Life Time issued another statement on its social media Sunday evening regarding Cummins’ termination.
“As most of you know by now, we made the difficult decision yesterday to mutually part ways with the founder of Dirty Kanza,” they wrote. “On behalf of all of us and our organization, we are truly sorry for the hurt and emotional distress the events of the last few days have caused. Our cycling community is very diverse, and it’s one of the key factors that make us so unique and strong. At the same time, we stand by our decision as a company and by our vision and values that aim to ensure that everyone is accepted and supported. Those visions and values do not have a place for racism, prejudice or discrimination.
We are committed to taking action to ensure these values are upheld and continue to be centered in our work both as a brand and as an event. Most of all, we are committed to listening, learning and continuing to grow.
As an initial step, in the last few weeks, Life Time has launched a Diversity and Inclusion Council.
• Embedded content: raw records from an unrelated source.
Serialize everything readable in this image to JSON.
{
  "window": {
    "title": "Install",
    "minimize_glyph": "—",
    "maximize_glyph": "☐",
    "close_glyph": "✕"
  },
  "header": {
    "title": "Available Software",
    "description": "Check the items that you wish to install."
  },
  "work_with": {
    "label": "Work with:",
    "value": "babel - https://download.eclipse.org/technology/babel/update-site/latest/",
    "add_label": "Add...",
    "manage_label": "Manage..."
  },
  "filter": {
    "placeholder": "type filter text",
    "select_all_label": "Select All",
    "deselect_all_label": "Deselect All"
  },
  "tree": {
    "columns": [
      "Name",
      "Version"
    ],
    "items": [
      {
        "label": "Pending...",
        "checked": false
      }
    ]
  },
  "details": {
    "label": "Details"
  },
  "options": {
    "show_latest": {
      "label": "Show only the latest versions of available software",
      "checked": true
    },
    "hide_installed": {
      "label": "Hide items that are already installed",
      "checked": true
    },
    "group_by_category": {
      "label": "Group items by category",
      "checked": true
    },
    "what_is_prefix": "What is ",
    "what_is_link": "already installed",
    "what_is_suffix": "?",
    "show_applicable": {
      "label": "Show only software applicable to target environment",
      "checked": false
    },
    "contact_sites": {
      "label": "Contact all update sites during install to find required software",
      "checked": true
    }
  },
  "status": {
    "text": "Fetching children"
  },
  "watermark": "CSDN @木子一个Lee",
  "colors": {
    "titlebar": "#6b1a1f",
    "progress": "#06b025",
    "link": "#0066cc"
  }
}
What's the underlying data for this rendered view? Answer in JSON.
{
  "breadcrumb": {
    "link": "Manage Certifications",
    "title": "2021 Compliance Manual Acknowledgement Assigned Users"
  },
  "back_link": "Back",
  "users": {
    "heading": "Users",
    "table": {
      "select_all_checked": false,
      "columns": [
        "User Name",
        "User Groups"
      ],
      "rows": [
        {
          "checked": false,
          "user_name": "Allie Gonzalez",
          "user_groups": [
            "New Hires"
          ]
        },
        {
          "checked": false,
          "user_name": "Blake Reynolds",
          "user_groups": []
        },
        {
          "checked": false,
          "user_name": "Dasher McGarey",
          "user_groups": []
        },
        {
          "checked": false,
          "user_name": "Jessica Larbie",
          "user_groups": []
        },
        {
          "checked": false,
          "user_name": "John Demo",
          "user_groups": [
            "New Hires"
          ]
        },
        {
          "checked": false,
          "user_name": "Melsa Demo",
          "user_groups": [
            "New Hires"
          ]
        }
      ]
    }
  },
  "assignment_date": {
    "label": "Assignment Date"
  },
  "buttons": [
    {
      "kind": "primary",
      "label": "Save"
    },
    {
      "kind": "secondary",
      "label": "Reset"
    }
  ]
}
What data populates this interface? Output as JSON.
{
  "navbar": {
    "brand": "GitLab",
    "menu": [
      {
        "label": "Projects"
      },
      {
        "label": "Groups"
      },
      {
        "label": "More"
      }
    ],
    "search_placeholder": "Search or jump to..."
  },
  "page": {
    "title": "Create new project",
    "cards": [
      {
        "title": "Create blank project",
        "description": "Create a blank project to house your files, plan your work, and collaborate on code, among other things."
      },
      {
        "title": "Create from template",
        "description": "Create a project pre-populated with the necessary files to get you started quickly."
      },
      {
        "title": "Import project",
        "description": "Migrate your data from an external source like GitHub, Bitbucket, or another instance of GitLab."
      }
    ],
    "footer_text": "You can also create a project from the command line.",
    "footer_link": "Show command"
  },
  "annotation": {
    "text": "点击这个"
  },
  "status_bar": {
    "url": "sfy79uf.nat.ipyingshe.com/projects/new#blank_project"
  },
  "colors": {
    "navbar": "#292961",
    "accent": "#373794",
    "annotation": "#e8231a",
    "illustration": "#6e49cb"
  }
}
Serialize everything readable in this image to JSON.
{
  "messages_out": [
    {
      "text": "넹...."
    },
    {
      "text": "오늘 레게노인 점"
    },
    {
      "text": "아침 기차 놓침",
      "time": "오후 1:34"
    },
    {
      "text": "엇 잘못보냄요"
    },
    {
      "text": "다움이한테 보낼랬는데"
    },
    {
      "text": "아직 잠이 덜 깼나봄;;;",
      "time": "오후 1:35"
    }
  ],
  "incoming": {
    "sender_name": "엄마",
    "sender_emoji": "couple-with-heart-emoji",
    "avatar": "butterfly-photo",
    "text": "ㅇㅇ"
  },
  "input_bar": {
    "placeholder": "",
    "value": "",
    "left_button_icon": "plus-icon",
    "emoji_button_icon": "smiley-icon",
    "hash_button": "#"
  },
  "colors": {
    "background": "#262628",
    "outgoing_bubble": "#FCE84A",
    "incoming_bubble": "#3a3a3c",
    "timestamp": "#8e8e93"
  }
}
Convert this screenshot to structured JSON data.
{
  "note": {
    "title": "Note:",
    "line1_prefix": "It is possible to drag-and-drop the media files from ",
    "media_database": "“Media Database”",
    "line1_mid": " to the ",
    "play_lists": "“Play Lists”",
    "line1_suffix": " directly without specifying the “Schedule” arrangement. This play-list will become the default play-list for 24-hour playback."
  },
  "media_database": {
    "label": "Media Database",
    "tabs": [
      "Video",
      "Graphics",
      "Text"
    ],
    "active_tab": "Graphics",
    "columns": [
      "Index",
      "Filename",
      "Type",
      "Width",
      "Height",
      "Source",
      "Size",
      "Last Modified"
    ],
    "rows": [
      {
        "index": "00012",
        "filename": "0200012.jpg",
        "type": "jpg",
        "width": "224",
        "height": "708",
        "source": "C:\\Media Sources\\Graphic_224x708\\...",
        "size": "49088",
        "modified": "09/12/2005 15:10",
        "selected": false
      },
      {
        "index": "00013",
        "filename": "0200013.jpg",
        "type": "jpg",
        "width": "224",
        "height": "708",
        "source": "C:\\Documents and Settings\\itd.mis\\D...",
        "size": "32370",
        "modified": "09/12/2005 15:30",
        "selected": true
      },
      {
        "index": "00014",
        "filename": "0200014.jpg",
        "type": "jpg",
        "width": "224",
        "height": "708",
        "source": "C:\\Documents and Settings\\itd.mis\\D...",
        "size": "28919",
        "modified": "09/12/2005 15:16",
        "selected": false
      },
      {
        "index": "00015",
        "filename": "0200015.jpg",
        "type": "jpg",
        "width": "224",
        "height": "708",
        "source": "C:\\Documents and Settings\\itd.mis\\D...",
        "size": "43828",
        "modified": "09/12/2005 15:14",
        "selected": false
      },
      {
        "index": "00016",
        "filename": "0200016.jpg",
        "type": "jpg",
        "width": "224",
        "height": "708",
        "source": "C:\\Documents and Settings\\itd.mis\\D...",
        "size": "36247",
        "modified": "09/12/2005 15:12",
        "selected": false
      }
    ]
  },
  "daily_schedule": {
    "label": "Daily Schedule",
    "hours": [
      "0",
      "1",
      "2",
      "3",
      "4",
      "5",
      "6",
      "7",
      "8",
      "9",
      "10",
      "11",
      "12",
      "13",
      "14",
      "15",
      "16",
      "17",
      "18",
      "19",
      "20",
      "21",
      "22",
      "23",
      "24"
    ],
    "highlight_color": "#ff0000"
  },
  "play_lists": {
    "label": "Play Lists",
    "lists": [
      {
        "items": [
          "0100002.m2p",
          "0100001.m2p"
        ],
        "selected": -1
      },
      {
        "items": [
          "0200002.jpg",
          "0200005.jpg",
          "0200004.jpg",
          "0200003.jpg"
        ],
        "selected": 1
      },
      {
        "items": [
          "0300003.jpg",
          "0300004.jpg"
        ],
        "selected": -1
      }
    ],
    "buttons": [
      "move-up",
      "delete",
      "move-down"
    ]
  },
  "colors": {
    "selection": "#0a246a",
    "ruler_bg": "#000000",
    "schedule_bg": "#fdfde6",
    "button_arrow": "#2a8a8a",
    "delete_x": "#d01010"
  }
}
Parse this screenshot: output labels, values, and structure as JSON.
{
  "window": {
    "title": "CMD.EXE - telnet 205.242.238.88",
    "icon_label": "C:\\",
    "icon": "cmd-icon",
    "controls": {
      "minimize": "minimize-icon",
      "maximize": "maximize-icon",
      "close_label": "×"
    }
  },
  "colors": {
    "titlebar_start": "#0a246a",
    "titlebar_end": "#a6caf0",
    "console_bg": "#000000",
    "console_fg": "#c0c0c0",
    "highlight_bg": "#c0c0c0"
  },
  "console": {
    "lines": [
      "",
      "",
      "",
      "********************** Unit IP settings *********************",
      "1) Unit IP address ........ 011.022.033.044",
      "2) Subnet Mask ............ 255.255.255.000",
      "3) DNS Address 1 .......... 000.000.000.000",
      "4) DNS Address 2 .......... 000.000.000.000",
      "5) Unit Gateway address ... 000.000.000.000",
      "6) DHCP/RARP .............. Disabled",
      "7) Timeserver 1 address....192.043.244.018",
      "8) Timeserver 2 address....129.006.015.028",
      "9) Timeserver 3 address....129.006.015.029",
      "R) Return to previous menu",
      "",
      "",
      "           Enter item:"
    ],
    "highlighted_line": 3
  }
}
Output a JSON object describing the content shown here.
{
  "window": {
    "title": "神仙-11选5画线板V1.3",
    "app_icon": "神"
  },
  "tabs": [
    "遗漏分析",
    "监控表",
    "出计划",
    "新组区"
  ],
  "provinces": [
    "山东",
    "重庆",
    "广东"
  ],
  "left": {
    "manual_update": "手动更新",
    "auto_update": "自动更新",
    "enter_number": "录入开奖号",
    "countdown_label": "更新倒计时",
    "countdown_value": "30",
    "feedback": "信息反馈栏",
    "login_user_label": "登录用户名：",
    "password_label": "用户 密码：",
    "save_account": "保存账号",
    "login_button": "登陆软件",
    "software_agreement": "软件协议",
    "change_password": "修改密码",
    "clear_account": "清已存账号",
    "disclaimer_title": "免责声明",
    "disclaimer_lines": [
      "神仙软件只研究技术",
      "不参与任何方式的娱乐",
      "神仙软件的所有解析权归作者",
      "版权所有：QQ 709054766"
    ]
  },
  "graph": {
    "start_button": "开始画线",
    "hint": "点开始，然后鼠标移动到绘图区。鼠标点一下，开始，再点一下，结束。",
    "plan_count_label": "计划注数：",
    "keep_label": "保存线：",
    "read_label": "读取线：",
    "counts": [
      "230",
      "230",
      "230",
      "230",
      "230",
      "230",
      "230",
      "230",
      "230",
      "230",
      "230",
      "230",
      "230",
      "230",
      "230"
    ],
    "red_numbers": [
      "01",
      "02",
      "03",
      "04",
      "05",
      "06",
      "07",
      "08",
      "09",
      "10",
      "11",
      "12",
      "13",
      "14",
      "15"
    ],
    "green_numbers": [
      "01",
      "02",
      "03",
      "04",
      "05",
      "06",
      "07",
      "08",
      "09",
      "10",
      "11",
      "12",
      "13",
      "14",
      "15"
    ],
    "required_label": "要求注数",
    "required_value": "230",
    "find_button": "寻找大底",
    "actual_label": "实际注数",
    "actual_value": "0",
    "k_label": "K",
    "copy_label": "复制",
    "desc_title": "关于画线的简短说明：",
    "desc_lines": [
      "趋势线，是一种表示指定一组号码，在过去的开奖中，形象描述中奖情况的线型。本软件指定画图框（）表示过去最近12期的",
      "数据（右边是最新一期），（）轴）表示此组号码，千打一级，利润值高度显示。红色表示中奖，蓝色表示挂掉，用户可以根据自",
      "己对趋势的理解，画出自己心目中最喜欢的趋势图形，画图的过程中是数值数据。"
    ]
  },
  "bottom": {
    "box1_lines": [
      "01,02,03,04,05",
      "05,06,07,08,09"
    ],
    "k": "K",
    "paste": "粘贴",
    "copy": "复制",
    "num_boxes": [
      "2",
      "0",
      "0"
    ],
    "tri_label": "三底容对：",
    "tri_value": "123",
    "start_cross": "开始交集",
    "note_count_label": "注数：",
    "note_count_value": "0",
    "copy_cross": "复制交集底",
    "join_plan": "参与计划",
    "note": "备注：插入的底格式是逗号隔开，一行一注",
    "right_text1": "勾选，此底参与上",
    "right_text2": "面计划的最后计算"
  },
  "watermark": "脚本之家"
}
This council will allow us to act and put intentional focus on changes we need to make internally so our company, clubs and events are a place for everyone.”
Seymour said part of growing the DK and moving forward is looking again at a possible name change — some have contended that the name Dirty Kanza can be construed as a racial slur against Native Americans meaning “dirty Indian” — though no decisions on that front would be made immediately.
The possible name change was also addressed in Sunday’s statement.
“In addition, we have been working throughout this year on options for a name change,” Life Time wrote. “Our event name wasn’t created with ill-intent, and while we have worked with and received support from the Kaw Nation, we also understand that our name should not cause hurt. This process does take time, and we want to do this in the correct manner. Please know that we will share progress as we work through this process.
Actions speak louder than words, and we are committed to putting in the continual work to establish long-term, sustainable changes.
As a leader in gravel cycling, we are also committed to being a leader in diversity within the cycling community. We acknowledge we have work to do in this regard. As plans are formalized, expect to hear more from us. We are open to hearing your ideas and encourage you to share them with us [email@example.com].
Change is never easy but it is necessary, now more than ever, as we continue to grow and spread the joys of gravel with an even broader community. As the community of gravel grows more inclusive and diverse, it will become even more remarkable.
With respect and deep gratitude from your Dirty Kanza / Life Time Team,
LeLan Dains, Kristi Mohn, Michelle Duffy, Treva Worrel and Kimo Seymour.”
Editor's Note: This article has been updated to include that Cummins was not "terminated" but rather, the decision for him to leave Life Time Fitness was mutual.